Problem details
Find the lines in the records below that contain "Support", and report each of them.

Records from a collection
"""

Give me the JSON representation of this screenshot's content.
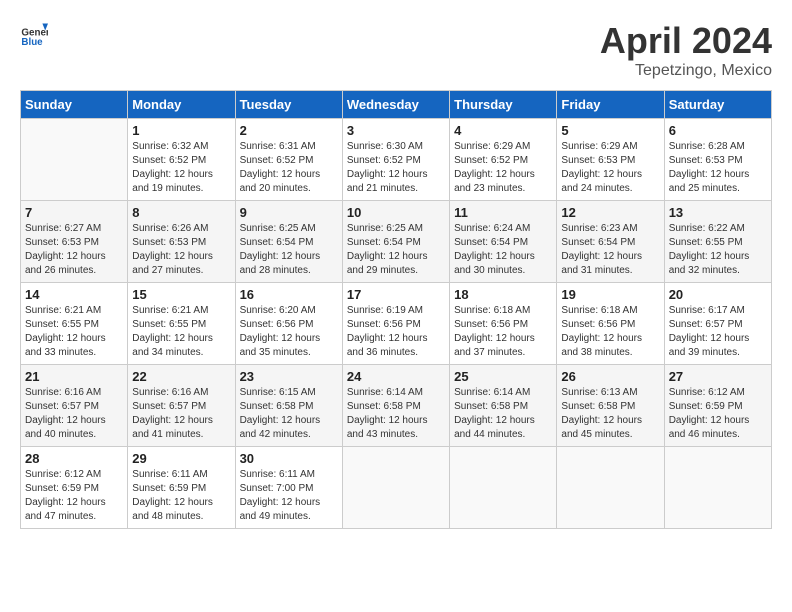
{
  "header": {
    "logo_general": "General",
    "logo_blue": "Blue",
    "month": "April 2024",
    "location": "Tepetzingo, Mexico"
  },
  "weekdays": [
    "Sunday",
    "Monday",
    "Tuesday",
    "Wednesday",
    "Thursday",
    "Friday",
    "Saturday"
  ],
  "weeks": [
    [
      {
        "day": "",
        "empty": true
      },
      {
        "day": "1",
        "sunrise": "6:32 AM",
        "sunset": "6:52 PM",
        "daylight": "12 hours and 19 minutes."
      },
      {
        "day": "2",
        "sunrise": "6:31 AM",
        "sunset": "6:52 PM",
        "daylight": "12 hours and 20 minutes."
      },
      {
        "day": "3",
        "sunrise": "6:30 AM",
        "sunset": "6:52 PM",
        "daylight": "12 hours and 21 minutes."
      },
      {
        "day": "4",
        "sunrise": "6:29 AM",
        "sunset": "6:52 PM",
        "daylight": "12 hours and 23 minutes."
      },
      {
        "day": "5",
        "sunrise": "6:29 AM",
        "sunset": "6:53 PM",
        "daylight": "12 hours and 24 minutes."
      },
      {
        "day": "6",
        "sunrise": "6:28 AM",
        "sunset": "6:53 PM",
        "daylight": "12 hours and 25 minutes."
      }
    ],
    [
      {
        "day": "7",
        "sunrise": "6:27 AM",
        "sunset": "6:53 PM",
        "daylight": "12 hours and 26 minutes."
      },
      {
        "day": "8",
        "sunrise": "6:26 AM",
        "sunset": "6:53 PM",
        "daylight": "12 hours and 27 minutes."
      },
      {
        "day": "9",
        "sunrise": "6:25 AM",
        "sunset": "6:54 PM",
        "daylight": "12 hours and 28 minutes."
      },
      {
        "day": "10",
        "sunrise": "6:25 AM",
        "sunset": "6:54 PM",
        "daylight": "12 hours and 29 minutes."
      },
      {
        "day": "11",
        "sunrise": "6:24 AM",
        "sunset": "6:54 PM",
        "daylight": "12 hours and 30 minutes."
      },
      {
        "day": "12",
        "sunrise": "6:23 AM",
        "sunset": "6:54 PM",
        "daylight": "12 hours and 31 minutes."
      },
      {
        "day": "13",
        "sunrise": "6:22 AM",
        "sunset": "6:55 PM",
        "daylight": "12 hours and 32 minutes."
      }
    ],
    [
      {
        "day": "14",
        "sunrise": "6:21 AM",
        "sunset": "6:55 PM",
        "daylight": "12 hours and 33 minutes."
      },
      {
        "day": "15",
        "sunrise": "6:21 AM",
        "sunset": "6:55 PM",
        "daylight": "12 hours and 34 minutes."
      },
      {
        "day": "16",
        "sunrise": "6:20 AM",
        "sunset": "6:56 PM",
        "daylight": "12 hours and 35 minutes."
      },
      {
        "day": "17",
        "sunrise": "6:19 AM",
        "sunset": "6:56 PM",
        "daylight": "12 hours and 36 minutes."
      },
      {
        "day": "18",
        "sunrise": "6:18 AM",
        "sunset": "6:56 PM",
        "daylight": "12 hours and 37 minutes."
      },
      {
        "day": "19",
        "sunrise": "6:18 AM",
        "sunset": "6:56 PM",
        "daylight": "12 hours and 38 minutes."
      },
      {
        "day": "20",
        "sunrise": "6:17 AM",
        "sunset": "6:57 PM",
        "daylight": "12 hours and 39 minutes."
      }
    ],
    [
      {
        "day": "21",
        "sunrise": "6:16 AM",
        "sunset": "6:57 PM",
        "daylight": "12 hours and 40 minutes."
      },
      {
        "day": "22",
        "sunrise": "6:16 AM",
        "sunset": "6:57 PM",
        "daylight": "12 hours and 41 minutes."
      },
      {
        "day": "23",
        "sunrise": "6:15 AM",
        "sunset": "6:58 PM",
        "daylight": "12 hours and 42 minutes."
      },
      {
        "day": "24",
        "sunrise": "6:14 AM",
        "sunset": "6:58 PM",
        "daylight": "12 hours and 43 minutes."
      },
      {
        "day": "25",
        "sunrise": "6:14 AM",
        "sunset": "6:58 PM",
        "daylight": "12 hours and 44 minutes."
      },
      {
        "day": "26",
        "sunrise": "6:13 AM",
        "sunset": "6:58 PM",
        "daylight": "12 hours and 45 minutes."
      },
      {
        "day": "27",
        "sunrise": "6:12 AM",
        "sunset": "6:59 PM",
        "daylight": "12 hours and 46 minutes."
      }
    ],
    [
      {
        "day": "28",
        "sunrise": "6:12 AM",
        "sunset": "6:59 PM",
        "daylight": "12 hours and 47 minutes."
      },
      {
        "day": "29",
        "sunrise": "6:11 AM",
        "sunset": "6:59 PM",
        "daylight": "12 hours and 48 minutes."
      },
      {
        "day": "30",
        "sunrise": "6:11 AM",
        "sunset": "7:00 PM",
        "daylight": "12 hours and 49 minutes."
      },
      {
        "day": "",
        "empty": true
      },
      {
        "day": "",
        "empty": true
      },
      {
        "day": "",
        "empty": true
      },
      {
        "day": "",
        "empty": true
      }
    ]
  ]
}
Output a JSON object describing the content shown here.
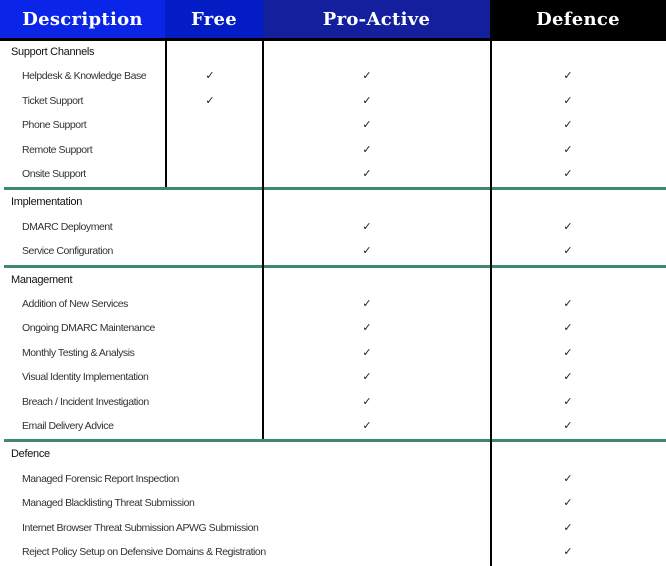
{
  "header": {
    "columns": [
      {
        "label": "Description",
        "bg": "#0a24e8"
      },
      {
        "label": "Free",
        "bg": "#041cc4"
      },
      {
        "label": "Pro-Active",
        "bg": "#141f9e"
      },
      {
        "label": "Defence",
        "bg": "#000000"
      }
    ]
  },
  "check_icon": "✓",
  "divider_color": "#3d8a6b",
  "sections": [
    {
      "title": "Support Channels",
      "items": [
        {
          "label": "Helpdesk & Knowledge Base",
          "free": true,
          "proactive": true,
          "defence": true
        },
        {
          "label": "Ticket Support",
          "free": true,
          "proactive": true,
          "defence": true
        },
        {
          "label": "Phone Support",
          "free": false,
          "proactive": true,
          "defence": true
        },
        {
          "label": "Remote Support",
          "free": false,
          "proactive": true,
          "defence": true
        },
        {
          "label": "Onsite Support",
          "free": false,
          "proactive": true,
          "defence": true
        }
      ]
    },
    {
      "title": "Implementation",
      "items": [
        {
          "label": "DMARC Deployment",
          "free": false,
          "proactive": true,
          "defence": true
        },
        {
          "label": "Service Configuration",
          "free": false,
          "proactive": true,
          "defence": true
        }
      ]
    },
    {
      "title": "Management",
      "items": [
        {
          "label": "Addition of New Services",
          "free": false,
          "proactive": true,
          "defence": true
        },
        {
          "label": "Ongoing DMARC Maintenance",
          "free": false,
          "proactive": true,
          "defence": true
        },
        {
          "label": "Monthly Testing & Analysis",
          "free": false,
          "proactive": true,
          "defence": true
        },
        {
          "label": "Visual Identity Implementation",
          "free": false,
          "proactive": true,
          "defence": true
        },
        {
          "label": "Breach / Incident Investigation",
          "free": false,
          "proactive": true,
          "defence": true
        },
        {
          "label": "Email Delivery Advice",
          "free": false,
          "proactive": true,
          "defence": true
        }
      ]
    },
    {
      "title": "Defence",
      "items": [
        {
          "label": "Managed Forensic Report Inspection",
          "free": false,
          "proactive": false,
          "defence": true
        },
        {
          "label": "Managed Blacklisting Threat Submission",
          "free": false,
          "proactive": false,
          "defence": true
        },
        {
          "label": "Internet Browser Threat Submission APWG Submission",
          "free": false,
          "proactive": false,
          "defence": true
        },
        {
          "label": "Reject Policy Setup on Defensive Domains & Registration",
          "free": false,
          "proactive": false,
          "defence": true
        }
      ]
    }
  ]
}
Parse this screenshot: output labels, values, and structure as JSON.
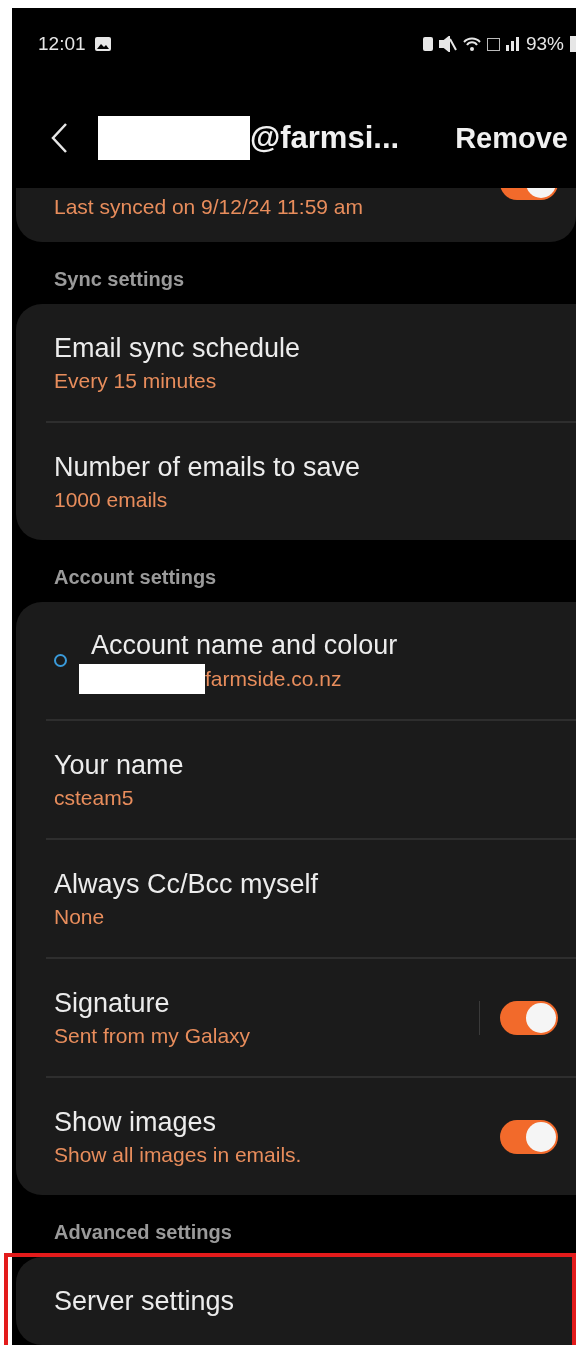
{
  "status_bar": {
    "time": "12:01",
    "battery": "93%"
  },
  "header": {
    "title": "@farmsi...",
    "title_redacted": true,
    "action": "Remove"
  },
  "top_card": {
    "subtitle": "Last synced on 9/12/24  11:59 am",
    "on": true
  },
  "sections": [
    {
      "heading": "Sync settings",
      "items": [
        {
          "kind": "text",
          "title": "Email sync schedule",
          "subtitle": "Every 15 minutes"
        },
        {
          "kind": "text",
          "title": "Number of emails to save",
          "subtitle": "1000 emails"
        }
      ]
    },
    {
      "heading": "Account settings",
      "items": [
        {
          "kind": "account",
          "title": "Account name and colour",
          "subtitle": "farmside.co.nz",
          "redacted": true,
          "color": "#3a9ad9"
        },
        {
          "kind": "text",
          "title": "Your name",
          "subtitle": "csteam5"
        },
        {
          "kind": "text",
          "title": "Always Cc/Bcc myself",
          "subtitle": "None"
        },
        {
          "kind": "switch",
          "title": "Signature",
          "subtitle": "Sent from my Galaxy",
          "on": true,
          "divider": true
        },
        {
          "kind": "switch",
          "title": "Show images",
          "subtitle": "Show all images in emails.",
          "on": true,
          "divider": false
        }
      ]
    },
    {
      "heading": "Advanced settings",
      "highlighted": true,
      "items": [
        {
          "kind": "text",
          "title": "Server settings"
        }
      ]
    }
  ]
}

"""

Solution to the exercise
      "title": "Support Channels",
          "label": "Ticket Support",
          "label": "Phone Support",
          "label": "Remote Support",
          "label": "Onsite Support",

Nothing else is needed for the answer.